provides a positive learning environment for students;
is inclusive of parental involvement;
promotes school safety and a positive school climate;
includes best practices in assisting students through high school transitions between elementary, middle, and high school; and
incorporates best practices to address the mental health continuum of children, from mental well-being and mental health to mental illness, and acknowledges research around adverse childhood experiences.
In addition, the work group must provide technical advice on how developmentally appropriate interpersonal and decision-making knowledge and skills of SEL fits within existing teacher and principle evaluations, particularly as it relates to school safety and school climate. The work group must also create a state implementation plan that provides a framework for incorporating, and aligning, SEL with other Washington education initiatives, including college and career readiness, STEM education, twenty-first century skills, and the state learning standards. Finally, by September 1, 2019, the work group must submit a report to the Legislature, the Governor, and the SPI that details the work group's activities. The work group expires on July 1, 2020.

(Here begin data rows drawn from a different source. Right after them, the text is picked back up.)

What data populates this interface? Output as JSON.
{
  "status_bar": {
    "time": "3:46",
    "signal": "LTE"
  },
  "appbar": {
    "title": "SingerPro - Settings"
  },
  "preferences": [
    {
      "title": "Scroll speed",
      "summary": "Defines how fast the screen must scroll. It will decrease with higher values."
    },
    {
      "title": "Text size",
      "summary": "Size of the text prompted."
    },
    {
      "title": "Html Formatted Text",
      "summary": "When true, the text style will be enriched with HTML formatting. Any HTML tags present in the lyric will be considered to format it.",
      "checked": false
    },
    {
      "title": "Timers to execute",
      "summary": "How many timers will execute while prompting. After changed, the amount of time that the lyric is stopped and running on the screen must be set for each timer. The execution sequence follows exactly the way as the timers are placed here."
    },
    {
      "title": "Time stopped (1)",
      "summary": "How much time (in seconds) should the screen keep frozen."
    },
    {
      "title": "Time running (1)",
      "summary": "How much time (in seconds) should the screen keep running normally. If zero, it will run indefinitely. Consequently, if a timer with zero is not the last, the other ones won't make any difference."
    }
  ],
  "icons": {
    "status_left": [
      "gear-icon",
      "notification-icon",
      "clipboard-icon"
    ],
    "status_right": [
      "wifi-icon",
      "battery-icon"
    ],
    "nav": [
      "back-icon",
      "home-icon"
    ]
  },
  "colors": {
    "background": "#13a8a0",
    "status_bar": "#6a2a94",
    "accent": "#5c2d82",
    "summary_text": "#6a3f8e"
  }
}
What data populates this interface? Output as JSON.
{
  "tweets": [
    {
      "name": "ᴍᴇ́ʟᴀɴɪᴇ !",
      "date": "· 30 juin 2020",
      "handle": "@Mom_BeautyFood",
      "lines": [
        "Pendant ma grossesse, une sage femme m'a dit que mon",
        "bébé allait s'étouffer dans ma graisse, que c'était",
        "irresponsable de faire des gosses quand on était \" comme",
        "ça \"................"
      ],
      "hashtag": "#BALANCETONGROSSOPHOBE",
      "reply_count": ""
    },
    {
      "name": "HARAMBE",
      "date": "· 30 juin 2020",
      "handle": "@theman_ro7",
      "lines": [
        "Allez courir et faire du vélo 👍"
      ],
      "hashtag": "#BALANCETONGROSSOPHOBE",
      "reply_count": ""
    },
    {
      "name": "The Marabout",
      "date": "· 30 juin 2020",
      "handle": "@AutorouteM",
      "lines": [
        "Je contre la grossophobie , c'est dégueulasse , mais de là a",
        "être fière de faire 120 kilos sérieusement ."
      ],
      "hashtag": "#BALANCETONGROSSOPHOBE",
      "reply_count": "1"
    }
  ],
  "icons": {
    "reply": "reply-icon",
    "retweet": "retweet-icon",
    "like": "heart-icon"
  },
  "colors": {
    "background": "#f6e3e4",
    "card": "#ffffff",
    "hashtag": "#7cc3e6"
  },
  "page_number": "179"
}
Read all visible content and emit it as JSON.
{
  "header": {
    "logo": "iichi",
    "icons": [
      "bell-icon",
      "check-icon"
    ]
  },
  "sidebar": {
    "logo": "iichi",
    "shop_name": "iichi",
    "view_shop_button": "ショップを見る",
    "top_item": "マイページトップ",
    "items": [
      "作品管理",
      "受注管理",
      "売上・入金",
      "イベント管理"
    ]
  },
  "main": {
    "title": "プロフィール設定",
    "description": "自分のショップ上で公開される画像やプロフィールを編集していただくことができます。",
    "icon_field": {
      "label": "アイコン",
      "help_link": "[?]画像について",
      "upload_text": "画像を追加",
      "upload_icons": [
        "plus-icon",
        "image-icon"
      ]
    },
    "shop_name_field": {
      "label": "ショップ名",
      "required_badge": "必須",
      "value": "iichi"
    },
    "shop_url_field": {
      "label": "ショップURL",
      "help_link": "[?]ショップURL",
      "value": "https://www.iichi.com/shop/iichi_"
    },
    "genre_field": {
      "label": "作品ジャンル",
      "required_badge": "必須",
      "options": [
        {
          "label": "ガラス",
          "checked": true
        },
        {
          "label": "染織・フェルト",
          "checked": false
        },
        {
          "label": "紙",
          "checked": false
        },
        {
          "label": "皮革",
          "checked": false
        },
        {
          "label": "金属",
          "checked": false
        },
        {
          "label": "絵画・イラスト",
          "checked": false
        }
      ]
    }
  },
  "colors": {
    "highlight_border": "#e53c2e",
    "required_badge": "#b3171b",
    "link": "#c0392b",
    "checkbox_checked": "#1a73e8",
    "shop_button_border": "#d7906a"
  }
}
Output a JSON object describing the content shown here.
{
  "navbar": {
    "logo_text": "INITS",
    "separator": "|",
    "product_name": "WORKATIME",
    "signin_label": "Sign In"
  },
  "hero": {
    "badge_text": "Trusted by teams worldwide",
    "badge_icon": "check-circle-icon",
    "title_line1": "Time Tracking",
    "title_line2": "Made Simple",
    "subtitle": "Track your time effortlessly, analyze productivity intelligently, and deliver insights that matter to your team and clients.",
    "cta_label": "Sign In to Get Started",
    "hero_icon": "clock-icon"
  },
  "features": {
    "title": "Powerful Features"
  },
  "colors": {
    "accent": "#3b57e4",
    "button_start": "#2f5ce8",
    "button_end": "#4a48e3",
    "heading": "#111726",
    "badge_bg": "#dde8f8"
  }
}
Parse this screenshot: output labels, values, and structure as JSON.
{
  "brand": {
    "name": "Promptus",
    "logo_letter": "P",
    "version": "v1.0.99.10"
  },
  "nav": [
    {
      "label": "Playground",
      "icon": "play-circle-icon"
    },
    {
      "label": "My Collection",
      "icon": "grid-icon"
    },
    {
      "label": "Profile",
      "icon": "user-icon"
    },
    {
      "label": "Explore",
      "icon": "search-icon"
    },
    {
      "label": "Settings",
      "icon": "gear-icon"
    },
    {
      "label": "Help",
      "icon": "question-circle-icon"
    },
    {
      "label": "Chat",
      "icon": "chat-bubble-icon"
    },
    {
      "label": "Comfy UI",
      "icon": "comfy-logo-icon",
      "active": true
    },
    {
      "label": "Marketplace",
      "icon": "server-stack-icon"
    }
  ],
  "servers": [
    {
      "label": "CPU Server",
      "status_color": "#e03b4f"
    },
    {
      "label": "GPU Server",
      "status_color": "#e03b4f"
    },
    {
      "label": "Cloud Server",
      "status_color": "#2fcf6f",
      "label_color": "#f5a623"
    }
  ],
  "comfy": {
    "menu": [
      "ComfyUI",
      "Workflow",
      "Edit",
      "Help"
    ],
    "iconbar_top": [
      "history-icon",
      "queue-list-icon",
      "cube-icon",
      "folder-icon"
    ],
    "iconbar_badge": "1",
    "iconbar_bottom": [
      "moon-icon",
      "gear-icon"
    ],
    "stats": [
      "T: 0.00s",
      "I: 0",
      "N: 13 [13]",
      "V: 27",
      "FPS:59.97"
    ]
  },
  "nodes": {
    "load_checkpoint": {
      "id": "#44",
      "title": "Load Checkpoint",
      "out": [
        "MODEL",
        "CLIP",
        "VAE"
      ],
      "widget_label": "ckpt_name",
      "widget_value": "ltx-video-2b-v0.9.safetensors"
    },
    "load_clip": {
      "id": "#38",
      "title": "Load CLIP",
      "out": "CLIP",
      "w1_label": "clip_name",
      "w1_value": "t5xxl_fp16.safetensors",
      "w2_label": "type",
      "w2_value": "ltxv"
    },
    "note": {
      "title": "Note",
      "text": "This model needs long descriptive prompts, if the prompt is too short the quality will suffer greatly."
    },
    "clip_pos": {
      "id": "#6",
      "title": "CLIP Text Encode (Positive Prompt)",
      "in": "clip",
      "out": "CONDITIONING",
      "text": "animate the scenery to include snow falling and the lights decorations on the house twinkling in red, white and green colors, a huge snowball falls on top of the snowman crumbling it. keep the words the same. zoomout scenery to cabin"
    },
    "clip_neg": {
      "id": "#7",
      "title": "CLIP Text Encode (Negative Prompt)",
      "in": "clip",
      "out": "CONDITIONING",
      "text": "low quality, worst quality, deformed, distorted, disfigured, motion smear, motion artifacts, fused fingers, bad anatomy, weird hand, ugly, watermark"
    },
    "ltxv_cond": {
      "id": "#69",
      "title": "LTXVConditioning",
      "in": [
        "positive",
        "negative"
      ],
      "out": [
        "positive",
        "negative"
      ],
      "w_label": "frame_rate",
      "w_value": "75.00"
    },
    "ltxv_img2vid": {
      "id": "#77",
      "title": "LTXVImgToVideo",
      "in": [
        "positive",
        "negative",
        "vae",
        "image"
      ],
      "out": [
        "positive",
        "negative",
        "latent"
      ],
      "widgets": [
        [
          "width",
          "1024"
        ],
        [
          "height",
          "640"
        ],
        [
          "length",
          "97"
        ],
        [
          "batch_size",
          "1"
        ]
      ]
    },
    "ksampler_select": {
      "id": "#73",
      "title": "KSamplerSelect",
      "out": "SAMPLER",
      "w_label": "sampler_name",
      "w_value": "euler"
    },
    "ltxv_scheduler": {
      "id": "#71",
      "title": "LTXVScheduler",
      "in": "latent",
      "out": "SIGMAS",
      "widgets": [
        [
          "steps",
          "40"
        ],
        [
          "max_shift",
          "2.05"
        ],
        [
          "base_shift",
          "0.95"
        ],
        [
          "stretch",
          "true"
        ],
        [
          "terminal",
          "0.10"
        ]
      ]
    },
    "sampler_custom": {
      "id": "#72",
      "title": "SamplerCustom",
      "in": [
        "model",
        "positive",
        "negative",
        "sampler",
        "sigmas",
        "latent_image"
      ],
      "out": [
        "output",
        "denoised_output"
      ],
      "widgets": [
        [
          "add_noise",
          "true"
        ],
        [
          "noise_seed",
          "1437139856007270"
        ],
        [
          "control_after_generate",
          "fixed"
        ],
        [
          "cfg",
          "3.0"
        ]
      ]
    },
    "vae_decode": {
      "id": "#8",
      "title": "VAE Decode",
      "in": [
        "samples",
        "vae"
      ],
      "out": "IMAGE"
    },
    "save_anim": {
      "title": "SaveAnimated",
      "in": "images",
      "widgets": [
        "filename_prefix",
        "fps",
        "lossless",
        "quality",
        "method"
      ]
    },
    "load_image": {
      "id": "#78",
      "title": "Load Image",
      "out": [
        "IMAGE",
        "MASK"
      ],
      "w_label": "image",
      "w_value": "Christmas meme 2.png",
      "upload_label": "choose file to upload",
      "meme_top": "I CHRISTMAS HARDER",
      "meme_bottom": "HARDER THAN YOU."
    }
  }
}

Duties of the Superintendent of Public Instruction. To inform the work of the SEL Work Group, the OSPI must survey schools to:
ascertain how many schools in the state are teaching interpersonal and decision-making knowledge and skills of SEL; and
understand individual districts' capacity to implement the SEL benchmarks and indicators.
The SPI must select and employ a SEL technical advisor to assist and advise schools in implementing SEL programs throughout the calendar year. The SPI must also adopt, periodically update, and post on its web site, SEL developmental benchmarks and indicators, best practices, and guidance, based on the recommendations of the SEL Work Group.
Summer Step-Up Grant Program. The Summer Step-Up Grant Program is established to increase the number of summer learning programs that combine academics and SEL. The OSPI must develop and administer the competitive grant program.
By March 1, 2018, the OSPI must award two-year grants to summer learning programs that are at least four weeks in length, for any of grades K-12 that agree to create or expand summer learning programs that combine academics and SEL. The OSPI must establish criteria to evaluate applicants, and require applicants to describe: the number and grade levels of the students that grant money will serve; how the summer learning program will combine academics and SEL; and how summer meals will be funded, including whether meals will be reimbursed by the USDA or other nonstate sources. In awarding grant money, the OSPI must give priority to applicants that plan to fund summer meals using reimbursements from the USDA or other nonstate sources.
By October 1, 2019, the SPI submit a report to the Governor and the Legislature that recommends whether to continue, modify, or expire the summer step-up grant program, and describes:
how many students were supported during the summer learning programs funded by the Summer Step-Up Grants;
lessons learned in combining academics and SEL in summer learning programs; and
lessons learned in funding summer meals using reimbursements from the USDA or other nonstate sources.
Fiscal Note: Available.
Effective Date: The bill takes effect 90 days after adjournment of the session in which the bill is passed.